* **Required work**
Look through the lines below and extract each one that contains "subtitle".
Extracted information Start Marker
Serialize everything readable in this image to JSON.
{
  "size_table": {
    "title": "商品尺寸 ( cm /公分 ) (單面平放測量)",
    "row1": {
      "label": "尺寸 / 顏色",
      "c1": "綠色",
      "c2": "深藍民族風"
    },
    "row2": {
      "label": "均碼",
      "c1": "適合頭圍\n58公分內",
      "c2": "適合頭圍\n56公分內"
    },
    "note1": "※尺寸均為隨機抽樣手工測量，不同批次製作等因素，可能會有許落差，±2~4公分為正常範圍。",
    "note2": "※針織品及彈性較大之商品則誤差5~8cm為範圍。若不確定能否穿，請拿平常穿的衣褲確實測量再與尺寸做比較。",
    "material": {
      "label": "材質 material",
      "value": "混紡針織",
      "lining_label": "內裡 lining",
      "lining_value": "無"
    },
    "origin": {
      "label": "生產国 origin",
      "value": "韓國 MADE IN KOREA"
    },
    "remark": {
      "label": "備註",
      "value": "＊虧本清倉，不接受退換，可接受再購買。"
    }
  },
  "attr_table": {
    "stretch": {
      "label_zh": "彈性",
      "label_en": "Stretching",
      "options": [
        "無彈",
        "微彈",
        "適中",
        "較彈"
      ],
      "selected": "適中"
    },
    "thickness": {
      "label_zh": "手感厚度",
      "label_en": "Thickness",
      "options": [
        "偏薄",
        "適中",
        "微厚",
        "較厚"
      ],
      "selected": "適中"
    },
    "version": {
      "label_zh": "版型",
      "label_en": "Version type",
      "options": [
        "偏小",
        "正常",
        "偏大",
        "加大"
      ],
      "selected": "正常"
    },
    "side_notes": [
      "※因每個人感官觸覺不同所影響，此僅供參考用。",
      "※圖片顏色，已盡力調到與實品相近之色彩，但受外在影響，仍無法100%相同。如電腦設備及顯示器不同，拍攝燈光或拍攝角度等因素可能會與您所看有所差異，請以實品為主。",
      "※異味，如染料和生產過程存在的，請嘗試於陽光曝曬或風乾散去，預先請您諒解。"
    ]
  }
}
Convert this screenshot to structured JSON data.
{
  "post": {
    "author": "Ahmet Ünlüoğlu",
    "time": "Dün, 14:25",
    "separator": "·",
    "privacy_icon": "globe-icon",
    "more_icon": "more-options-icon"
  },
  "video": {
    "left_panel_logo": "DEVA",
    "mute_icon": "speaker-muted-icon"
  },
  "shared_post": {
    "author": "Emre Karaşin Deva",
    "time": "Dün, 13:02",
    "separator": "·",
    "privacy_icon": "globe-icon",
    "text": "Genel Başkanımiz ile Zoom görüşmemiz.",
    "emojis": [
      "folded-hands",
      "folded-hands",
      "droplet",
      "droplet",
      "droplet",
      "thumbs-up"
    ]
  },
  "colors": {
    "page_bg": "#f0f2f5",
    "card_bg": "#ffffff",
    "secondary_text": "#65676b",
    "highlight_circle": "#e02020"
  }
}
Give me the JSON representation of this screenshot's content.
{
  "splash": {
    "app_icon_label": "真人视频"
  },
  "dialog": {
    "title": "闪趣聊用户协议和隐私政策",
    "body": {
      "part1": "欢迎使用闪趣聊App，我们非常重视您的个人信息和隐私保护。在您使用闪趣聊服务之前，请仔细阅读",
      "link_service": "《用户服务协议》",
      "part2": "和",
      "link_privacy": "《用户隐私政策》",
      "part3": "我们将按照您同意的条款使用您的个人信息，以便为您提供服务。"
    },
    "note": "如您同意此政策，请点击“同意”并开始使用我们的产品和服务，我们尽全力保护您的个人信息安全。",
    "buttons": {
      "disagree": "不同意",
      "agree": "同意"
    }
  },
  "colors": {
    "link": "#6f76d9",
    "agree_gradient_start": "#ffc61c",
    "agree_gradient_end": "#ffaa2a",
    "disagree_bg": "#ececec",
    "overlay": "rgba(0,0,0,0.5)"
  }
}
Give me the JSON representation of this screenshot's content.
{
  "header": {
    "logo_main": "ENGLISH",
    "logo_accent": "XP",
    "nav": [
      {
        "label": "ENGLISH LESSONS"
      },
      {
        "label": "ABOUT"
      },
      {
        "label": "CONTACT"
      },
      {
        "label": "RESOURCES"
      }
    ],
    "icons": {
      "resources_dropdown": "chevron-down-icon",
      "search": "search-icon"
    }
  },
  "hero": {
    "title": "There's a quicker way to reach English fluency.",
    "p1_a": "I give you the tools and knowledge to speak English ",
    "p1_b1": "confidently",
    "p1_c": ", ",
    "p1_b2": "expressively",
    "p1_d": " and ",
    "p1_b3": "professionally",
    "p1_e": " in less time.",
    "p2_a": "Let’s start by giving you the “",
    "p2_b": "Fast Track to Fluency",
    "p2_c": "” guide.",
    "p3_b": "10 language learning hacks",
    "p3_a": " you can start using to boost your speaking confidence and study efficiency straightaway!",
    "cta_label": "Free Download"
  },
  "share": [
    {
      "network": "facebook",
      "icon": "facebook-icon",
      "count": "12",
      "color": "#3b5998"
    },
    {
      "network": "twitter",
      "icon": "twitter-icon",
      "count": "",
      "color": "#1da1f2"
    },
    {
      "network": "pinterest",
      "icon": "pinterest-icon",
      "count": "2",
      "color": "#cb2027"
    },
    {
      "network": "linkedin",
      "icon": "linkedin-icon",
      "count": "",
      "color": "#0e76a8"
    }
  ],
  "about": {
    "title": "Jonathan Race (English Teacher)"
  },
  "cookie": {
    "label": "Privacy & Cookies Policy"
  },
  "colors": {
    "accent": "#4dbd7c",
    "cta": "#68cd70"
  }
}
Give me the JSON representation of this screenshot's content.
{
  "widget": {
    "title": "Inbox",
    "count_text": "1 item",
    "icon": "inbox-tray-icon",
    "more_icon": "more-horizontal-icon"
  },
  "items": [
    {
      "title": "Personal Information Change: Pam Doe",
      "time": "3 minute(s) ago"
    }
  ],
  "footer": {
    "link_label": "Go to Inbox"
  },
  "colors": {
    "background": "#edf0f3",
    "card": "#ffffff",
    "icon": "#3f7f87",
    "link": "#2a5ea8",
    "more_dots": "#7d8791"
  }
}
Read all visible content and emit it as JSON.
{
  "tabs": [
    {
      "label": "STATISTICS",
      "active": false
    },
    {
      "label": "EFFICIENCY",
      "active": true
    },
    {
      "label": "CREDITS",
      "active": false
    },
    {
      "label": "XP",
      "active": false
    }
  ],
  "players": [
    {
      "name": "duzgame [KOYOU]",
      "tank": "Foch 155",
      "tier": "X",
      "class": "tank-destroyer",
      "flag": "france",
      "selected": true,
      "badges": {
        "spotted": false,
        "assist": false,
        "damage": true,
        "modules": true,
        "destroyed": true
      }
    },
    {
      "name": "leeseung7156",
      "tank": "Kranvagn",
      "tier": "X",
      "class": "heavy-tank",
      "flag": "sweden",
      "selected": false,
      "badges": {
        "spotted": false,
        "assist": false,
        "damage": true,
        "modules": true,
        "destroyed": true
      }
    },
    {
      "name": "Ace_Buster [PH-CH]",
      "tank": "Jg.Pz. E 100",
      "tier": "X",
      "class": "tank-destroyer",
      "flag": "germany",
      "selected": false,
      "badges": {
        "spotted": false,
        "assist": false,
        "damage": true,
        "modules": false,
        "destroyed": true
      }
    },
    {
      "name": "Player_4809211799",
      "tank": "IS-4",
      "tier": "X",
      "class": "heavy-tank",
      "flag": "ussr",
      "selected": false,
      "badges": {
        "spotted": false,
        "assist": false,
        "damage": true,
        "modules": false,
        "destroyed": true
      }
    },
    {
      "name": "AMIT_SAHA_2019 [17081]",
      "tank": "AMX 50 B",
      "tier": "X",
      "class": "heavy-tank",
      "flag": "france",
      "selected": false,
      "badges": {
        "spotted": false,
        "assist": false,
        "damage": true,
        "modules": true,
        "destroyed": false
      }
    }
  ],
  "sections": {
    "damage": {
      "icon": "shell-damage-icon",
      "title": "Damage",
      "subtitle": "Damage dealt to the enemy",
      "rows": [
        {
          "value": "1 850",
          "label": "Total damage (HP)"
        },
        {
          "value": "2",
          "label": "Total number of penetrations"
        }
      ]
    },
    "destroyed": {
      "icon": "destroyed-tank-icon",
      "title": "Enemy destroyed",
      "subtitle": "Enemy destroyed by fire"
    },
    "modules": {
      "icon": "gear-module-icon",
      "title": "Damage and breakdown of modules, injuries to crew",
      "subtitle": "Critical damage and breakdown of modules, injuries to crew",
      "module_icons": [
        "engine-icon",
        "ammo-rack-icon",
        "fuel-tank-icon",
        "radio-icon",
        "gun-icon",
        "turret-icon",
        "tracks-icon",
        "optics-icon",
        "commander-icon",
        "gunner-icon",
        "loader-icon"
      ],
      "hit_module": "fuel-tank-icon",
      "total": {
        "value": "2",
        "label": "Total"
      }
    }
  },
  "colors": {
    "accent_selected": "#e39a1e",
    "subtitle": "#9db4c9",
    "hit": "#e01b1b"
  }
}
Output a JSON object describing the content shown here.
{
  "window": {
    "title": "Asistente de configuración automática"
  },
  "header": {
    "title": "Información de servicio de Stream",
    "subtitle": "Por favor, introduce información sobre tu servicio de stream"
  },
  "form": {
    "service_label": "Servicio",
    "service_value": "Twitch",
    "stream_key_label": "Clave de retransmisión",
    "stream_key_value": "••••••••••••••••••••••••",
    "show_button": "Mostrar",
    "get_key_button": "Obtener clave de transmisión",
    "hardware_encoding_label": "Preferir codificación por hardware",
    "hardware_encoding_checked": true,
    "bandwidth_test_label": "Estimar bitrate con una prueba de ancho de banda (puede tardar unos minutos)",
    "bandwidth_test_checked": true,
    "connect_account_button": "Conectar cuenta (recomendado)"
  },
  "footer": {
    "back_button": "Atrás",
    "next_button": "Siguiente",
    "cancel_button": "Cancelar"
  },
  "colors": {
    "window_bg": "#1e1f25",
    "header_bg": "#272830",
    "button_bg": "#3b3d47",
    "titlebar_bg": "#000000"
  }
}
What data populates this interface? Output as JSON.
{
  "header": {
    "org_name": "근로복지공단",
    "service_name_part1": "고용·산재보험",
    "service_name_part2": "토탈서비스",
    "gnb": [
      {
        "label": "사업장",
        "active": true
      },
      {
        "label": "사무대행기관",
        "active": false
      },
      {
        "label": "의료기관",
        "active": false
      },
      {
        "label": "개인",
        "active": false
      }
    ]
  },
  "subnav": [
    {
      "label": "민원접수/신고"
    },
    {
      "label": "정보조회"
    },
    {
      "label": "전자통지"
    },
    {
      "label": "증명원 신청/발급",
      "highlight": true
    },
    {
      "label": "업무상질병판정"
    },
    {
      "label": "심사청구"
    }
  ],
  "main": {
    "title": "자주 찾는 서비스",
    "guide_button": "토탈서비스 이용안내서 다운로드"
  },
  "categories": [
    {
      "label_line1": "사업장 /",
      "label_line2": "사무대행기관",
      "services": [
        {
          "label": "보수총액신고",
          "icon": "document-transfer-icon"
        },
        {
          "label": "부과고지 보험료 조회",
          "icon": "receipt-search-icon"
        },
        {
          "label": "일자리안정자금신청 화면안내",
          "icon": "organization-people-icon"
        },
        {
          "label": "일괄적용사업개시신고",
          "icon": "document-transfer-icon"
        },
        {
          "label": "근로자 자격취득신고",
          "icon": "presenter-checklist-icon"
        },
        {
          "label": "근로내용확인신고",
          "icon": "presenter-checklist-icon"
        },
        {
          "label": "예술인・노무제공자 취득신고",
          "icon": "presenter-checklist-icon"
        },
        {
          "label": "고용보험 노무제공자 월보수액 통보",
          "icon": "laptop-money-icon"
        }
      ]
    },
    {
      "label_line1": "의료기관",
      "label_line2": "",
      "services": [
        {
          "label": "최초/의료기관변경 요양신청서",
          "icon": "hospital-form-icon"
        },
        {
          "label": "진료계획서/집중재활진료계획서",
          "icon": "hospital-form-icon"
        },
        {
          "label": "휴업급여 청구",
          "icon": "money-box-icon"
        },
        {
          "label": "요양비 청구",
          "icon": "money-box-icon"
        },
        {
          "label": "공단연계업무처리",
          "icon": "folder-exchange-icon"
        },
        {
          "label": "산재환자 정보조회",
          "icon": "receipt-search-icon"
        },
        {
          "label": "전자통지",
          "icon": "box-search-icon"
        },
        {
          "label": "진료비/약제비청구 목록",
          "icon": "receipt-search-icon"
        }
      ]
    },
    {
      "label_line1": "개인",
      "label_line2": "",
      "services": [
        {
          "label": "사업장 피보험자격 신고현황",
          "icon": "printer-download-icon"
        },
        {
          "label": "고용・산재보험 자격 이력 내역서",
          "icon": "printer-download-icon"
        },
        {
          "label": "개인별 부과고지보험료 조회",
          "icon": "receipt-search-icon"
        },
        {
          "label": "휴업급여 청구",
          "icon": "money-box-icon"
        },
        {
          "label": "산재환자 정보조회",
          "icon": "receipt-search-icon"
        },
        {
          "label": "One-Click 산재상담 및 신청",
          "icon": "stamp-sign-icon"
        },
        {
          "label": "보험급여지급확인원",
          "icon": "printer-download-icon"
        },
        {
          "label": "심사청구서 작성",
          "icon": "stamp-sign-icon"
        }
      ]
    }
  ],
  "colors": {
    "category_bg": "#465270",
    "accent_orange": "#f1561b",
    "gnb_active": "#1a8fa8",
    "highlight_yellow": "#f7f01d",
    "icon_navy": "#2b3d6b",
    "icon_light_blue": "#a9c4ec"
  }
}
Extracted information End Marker
* **Result for this exercise**
      "subtitle": "Damage dealt to the enemy",
      "subtitle": "Enemy destroyed by fire"
      "subtitle": "Critical damage and breakdown of modules, injuries to crew",
    "subtitle": "#9db4c9",
    "subtitle": "Por favor, introduce información sobre tu servicio de stream"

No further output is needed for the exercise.